        Code written by xdg and posted on PerlMonks is public domain. It is provided as is with no warranties, express or implied, of any kind. Posted code may not have been tested. Use of posted code is at your own risk.

        And do you want a job in our support department telling our thousands of Windows users how to install a C compiler, nmake, configure CPAN, and install the necessary modules they need/want?

        Who said anything about giving a C compiler to a user. I was suggesting one for you. Why would I give a customer a compiler when I can simply build a solution for them? This reminds me of a quote from elsewhere...

        Perhaps you have forgotten that this is an engineering discipline, not some sort of black magic.

        ActiveState, much like all *nix will not provide all of CPAN for download as a package. It simply isn't practical. You can, however, make it easier on yourself by providing your customers a Perl with several hundred extra modules out of the box.

        But what is the solution for the modules that you don't provide or ActiveState doesn't build PPMs for? In the case of dedicated hosting customers on Windows, the answer is rather simple. Host your own PPM repository for them.

        Here's how it works. Hosting customer calls up with a request for a module to have a PPM built. A level two support person attempts to build the PPM for them in something closer to a development box. Certain modules could be automatically declined like PDL, which requires a Fortran compiler, or modules that require special licensing like DBD::Oracle or DBD::DB2. If it can be built, you add it to your repository. If not, you let the customer know that it is not available at this time, and give them a solution for how you can resolve it through licensing or other means. For modules you can build, you add it to a custom build script of modules to watch CPAN for, so if a new version is released, it just pulls it down and create a new PPM.

        As time goes on, you will probably want to make the process more automated, like eliminating the support person from the process, unless problems occur in the build. My guess is that you could even put a web front end on this and let customer request the modules be added by themselves.

Log In?
Username:
Password:

What's my password?
Create A New User
Node Status?
node history
Node Type: perlmeditation [id://587162]
Approved by rinceWind
Front-paged by marto
help
Chatterbox?
and the web crawler heard nothing...

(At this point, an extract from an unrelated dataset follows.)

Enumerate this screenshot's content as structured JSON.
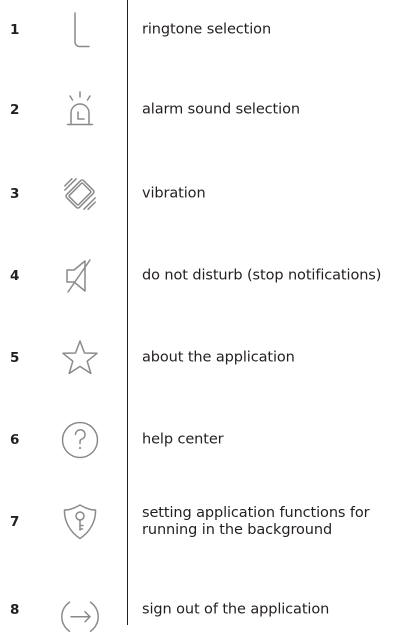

How do I use this? | Other CB clients
Other Users?
Others meditating upon the Monastery: (8)
As of 2014-08-29 18:11 GMT
Sections?
Information?
Find Nodes?
Leftovers?
    Voting Booth?

    The best computer themed movie is:











    Results (286 votes), past polls